Oregon Climate Action Program
The Oregon Climate Action Program in House Bill 2020B (2019 Session) passed the House of Representatives but did not become law after it did not pass in the State Senate.
Oregon Climate Action Program - Summary and Analysis
The Oregon Climate Action Program - HB 2020B
Summary of Oregon Climate Action Program - HB2020B
FAQ - Explaining the Cap-and-Trade
a market based approach to reducing greenhouse gas emissions across multiple
sectors in the economy. A cap-and-trade program sets a firm cap on emissions that
declines gradually over many years to achieve specified greenhouse gas
reduction goals. The state distributes a fixed quantity of emissions allowances
each year. Each allowance permits an entity to produce 1 ton of emissions per
year. Large emitters who are covered by the program either reduce emissions or acquire
an emissions allowance. Emitters can acquire an allowance directly through
auction, through trade with other entities, or in certain cases, they may
receive allowances directly from the state.
creates a carbon market that incentivizes emissions reductions through innovation
and investments in clean technologies. It imputes a carbon price on greenhouse
gas emissions that encourages reductions to occur in the economy where they
cost least. The total quantity of emissions across sectors is fixed by the cap,
but market incentives determine how reductions are achieved. Cap-and-trade is widely
viewed as an economically efficient and environmentally effective approach to
addressing climate change.
As of 2018, seventy national and sub-national jurisdictions
worldwide have either implemented or scheduled carbon pricing programs. Their
combined emissions represent approximately 20% of global greenhouse gas
emissions. This list includes ten U.S. states, Canada, Mexico, China, and
Europe. The total value of the carbon priced under these initiatives exceeds $79

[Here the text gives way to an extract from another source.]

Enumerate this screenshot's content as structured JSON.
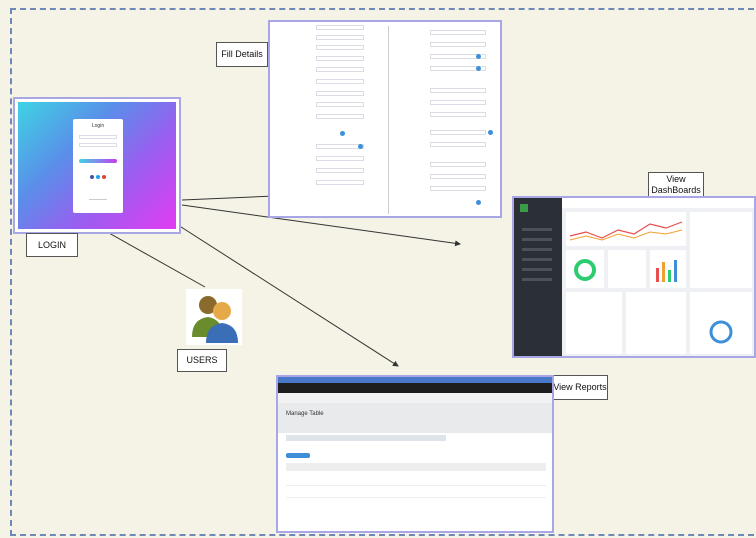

The first use of a
cap-and-trade system was in the 1990s in the U.S. to address sulphur dioxide emissions
responsible for acid rain. Today, nine Northeast and Mid-Atlantic states
participate in the Regional Greenhouse Gas Initiative (RGGI), an emissions
trading program to reduce greenhouse gas emissions in the power sector. Other
states are now looking to join RGGI and RGGI states are exploring an extension
of the program to include transportation emissions. California launched its
cap-and-trade program in 2013 as part of the larger Western Climate Initiative.
It covers emissions from transportation, industry, and the power sector.
Oregon measures GHG emissions primarily by receiving
emissions data from the emissions sources via the GHG Reporting Program at the
Department of Environmental Quality. That program collects emissions data from
companies supplying fossil fuels such as gasoline, diesel and propane, electric
and natural gas utilities, as well as large industrial emitters. Click here for
more information about the GHG reporting program.
figure below shows how Oregon's GHG emissions have changed since 1990. Most
recent estimates for emissions in 2017 are around 65 million tons, compared to
56 million tons in 1990. Oregon's emissions did not rise gradually over this
period, but rather rose sharply in the 1990s to a peak of 70 million tons in
2000. Emissions were roughly stagnant through the early 2000s, before declining
with the onset of the national economic recession in 2008. Emissions have risen
as Oregon's economy has rebounded in recent years. This rise is chiefly from
emission increases in the transportation sector. For more information Oregon's
GHG emissions see data collected by the Department of Environmental Quality and the most recent report from the Oregon Global Warming Commission.
already implemented many programs aimed at transitioning to clean energy,
including energy efficiency initiatives, a renewable portfolio standard, a low
carbon fuels standard, electric vehicle incentives, and a mandate to eliminate
coal from Oregon’s electricity mix by date-certain. None of these policies
directly regulate greenhouse gas emissions. They do, however, contribute to
emissions reduction through the transition to greater efficiency and cleaner
energy technologies. These programs can complement a cap-and-trade program in
Oregon, as they have in other jurisdictions, by reducing a covered entity’s
reported emissions and its demand for allowances.